[Saved data entries]
- - - - -

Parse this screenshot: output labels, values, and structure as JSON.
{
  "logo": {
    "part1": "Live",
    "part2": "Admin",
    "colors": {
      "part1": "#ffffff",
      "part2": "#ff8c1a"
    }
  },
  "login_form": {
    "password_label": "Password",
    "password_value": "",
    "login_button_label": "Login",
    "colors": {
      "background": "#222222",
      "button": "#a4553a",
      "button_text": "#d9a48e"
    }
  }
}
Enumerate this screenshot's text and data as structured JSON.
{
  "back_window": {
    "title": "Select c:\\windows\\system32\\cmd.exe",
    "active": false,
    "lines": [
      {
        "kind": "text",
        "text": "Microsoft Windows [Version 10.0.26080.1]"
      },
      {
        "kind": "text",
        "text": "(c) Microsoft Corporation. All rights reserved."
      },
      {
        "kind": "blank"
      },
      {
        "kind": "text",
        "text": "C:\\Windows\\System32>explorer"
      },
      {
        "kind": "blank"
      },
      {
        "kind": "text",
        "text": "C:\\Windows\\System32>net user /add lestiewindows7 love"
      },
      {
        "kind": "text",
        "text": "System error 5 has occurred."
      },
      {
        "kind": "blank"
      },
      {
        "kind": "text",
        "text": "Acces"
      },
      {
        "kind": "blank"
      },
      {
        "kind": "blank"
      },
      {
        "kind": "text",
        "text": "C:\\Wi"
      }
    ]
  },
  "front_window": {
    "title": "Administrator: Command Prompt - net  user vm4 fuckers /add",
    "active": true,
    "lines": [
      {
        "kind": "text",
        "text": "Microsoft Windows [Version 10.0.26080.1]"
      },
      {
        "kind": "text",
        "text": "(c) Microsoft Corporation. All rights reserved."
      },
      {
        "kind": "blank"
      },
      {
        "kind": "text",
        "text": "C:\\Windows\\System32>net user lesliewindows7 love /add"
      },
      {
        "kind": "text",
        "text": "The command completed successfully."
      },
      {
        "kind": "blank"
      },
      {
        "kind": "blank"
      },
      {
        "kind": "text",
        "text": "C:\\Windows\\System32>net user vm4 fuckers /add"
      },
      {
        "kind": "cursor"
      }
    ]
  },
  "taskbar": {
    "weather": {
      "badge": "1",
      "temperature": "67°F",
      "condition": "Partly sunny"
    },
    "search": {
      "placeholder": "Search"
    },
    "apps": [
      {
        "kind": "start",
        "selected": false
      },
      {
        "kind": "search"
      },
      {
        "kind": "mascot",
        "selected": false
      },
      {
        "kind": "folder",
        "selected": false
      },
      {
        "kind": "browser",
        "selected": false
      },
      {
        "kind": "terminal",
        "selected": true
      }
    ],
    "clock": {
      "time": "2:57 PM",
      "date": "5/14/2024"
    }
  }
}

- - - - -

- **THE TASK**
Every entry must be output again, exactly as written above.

- **TASK SOLUTION**
Parse this screenshot: output labels, values, and structure as JSON.
{
  "logo": {
    "part1": "Live",
    "part2": "Admin",
    "colors": {
      "part1": "#ffffff",
      "part2": "#ff8c1a"
    }
  },
  "login_form": {
    "password_label": "Password",
    "password_value": "",
    "login_button_label": "Login",
    "colors": {
      "background": "#222222",
      "button": "#a4553a",
      "button_text": "#d9a48e"
    }
  }
}
Enumerate this screenshot's text and data as structured JSON.
{
  "back_window": {
    "title": "Select c:\\windows\\system32\\cmd.exe",
    "active": false,
    "lines": [
      {
        "kind": "text",
        "text": "Microsoft Windows [Version 10.0.26080.1]"
      },
      {
        "kind": "text",
        "text": "(c) Microsoft Corporation. All rights reserved."
      },
      {
        "kind": "blank"
      },
      {
        "kind": "text",
        "text": "C:\\Windows\\System32>explorer"
      },
      {
        "kind": "blank"
      },
      {
        "kind": "text",
        "text": "C:\\Windows\\System32>net user /add lestiewindows7 love"
      },
      {
        "kind": "text",
        "text": "System error 5 has occurred."
      },
      {
        "kind": "blank"
      },
      {
        "kind": "text",
        "text": "Acces"
      },
      {
        "kind": "blank"
      },
      {
        "kind": "blank"
      },
      {
        "kind": "text",
        "text": "C:\\Wi"
      }
    ]
  },
  "front_window": {
    "title": "Administrator: Command Prompt - net  user vm4 fuckers /add",
    "active": true,
    "lines": [
      {
        "kind": "text",
        "text": "Microsoft Windows [Version 10.0.26080.1]"
      },
      {
        "kind": "text",
        "text": "(c) Microsoft Corporation. All rights reserved."
      },
      {
        "kind": "blank"
      },
      {
        "kind": "text",
        "text": "C:\\Windows\\System32>net user lesliewindows7 love /add"
      },
      {
        "kind": "text",
        "text": "The command completed successfully."
      },
      {
        "kind": "blank"
      },
      {
        "kind": "blank"
      },
      {
        "kind": "text",
        "text": "C:\\Windows\\System32>net user vm4 fuckers /add"
      },
      {
        "kind": "cursor"
      }
    ]
  },
  "taskbar": {
    "weather": {
      "badge": "1",
      "temperature": "67°F",
      "condition": "Partly sunny"
    },
    "search": {
      "placeholder": "Search"
    },
    "apps": [
      {
        "kind": "start",
        "selected": false
      },
      {
        "kind": "search"
      },
      {
        "kind": "mascot",
        "selected": false
      },
      {
        "kind": "folder",
        "selected": false
      },
      {
        "kind": "browser",
        "selected": false
      },
      {
        "kind": "terminal",
        "selected": true
      }
    ],
    "clock": {
      "time": "2:57 PM",
      "date": "5/14/2024"
    }
  }
}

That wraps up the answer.